• Instructions for the task
Go through the entries below and work out how many lines include "true". Answer with the number only.

*** The input ***

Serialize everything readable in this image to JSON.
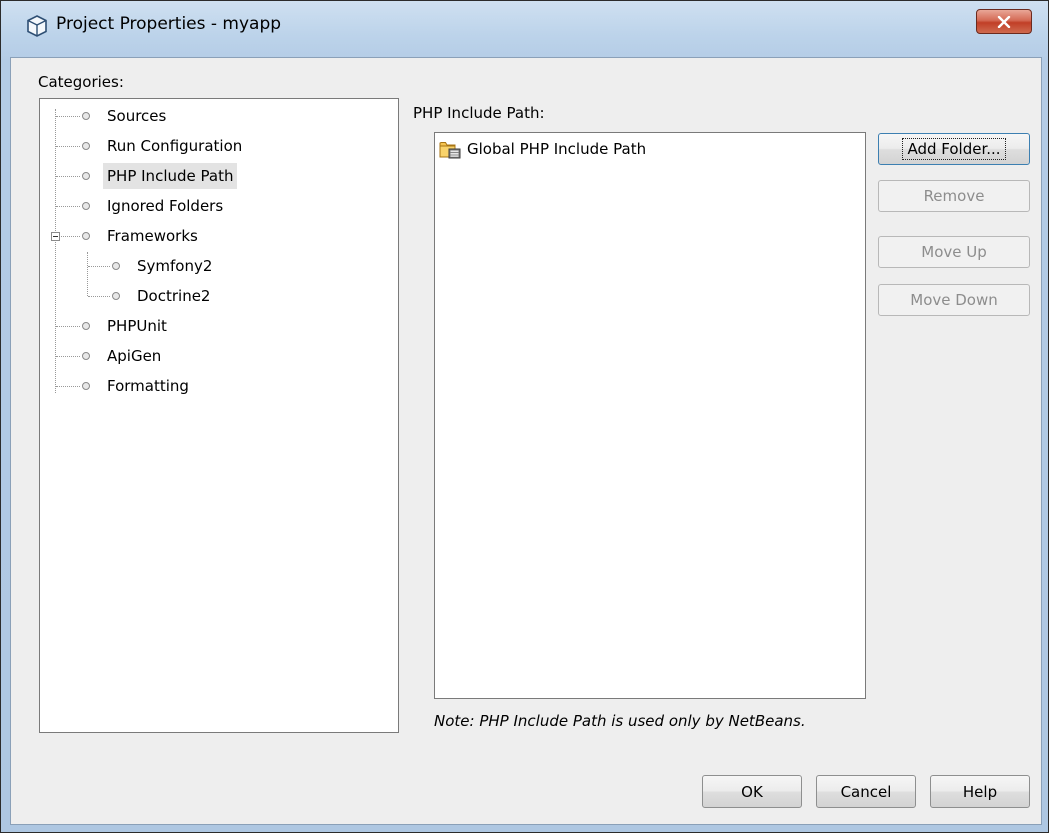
{
  "window": {
    "title": "Project Properties - myapp",
    "close_glyph": "x"
  },
  "categories": {
    "label": "Categories:",
    "items": [
      {
        "label": "Sources"
      },
      {
        "label": "Run Configuration"
      },
      {
        "label": "PHP Include Path",
        "selected": true
      },
      {
        "label": "Ignored Folders"
      },
      {
        "label": "Frameworks",
        "expanded": true
      },
      {
        "label": "Symfony2",
        "child": true
      },
      {
        "label": "Doctrine2",
        "child": true
      },
      {
        "label": "PHPUnit"
      },
      {
        "label": "ApiGen"
      },
      {
        "label": "Formatting"
      }
    ]
  },
  "include_path": {
    "label": "PHP Include Path:",
    "entries": [
      {
        "label": "Global PHP Include Path",
        "icon": "folder-library-icon"
      }
    ],
    "note": "Note: PHP Include Path is used only by NetBeans."
  },
  "side_buttons": {
    "add_folder": "Add Folder...",
    "remove": "Remove",
    "move_up": "Move Up",
    "move_down": "Move Down"
  },
  "dialog_buttons": {
    "ok": "OK",
    "cancel": "Cancel",
    "help": "Help"
  },
  "colors": {
    "titlebar": "#bcd3ea",
    "close_button": "#c13f27",
    "selection": "#e3e3e3"
  }
}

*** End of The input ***

• Output of the exercise
4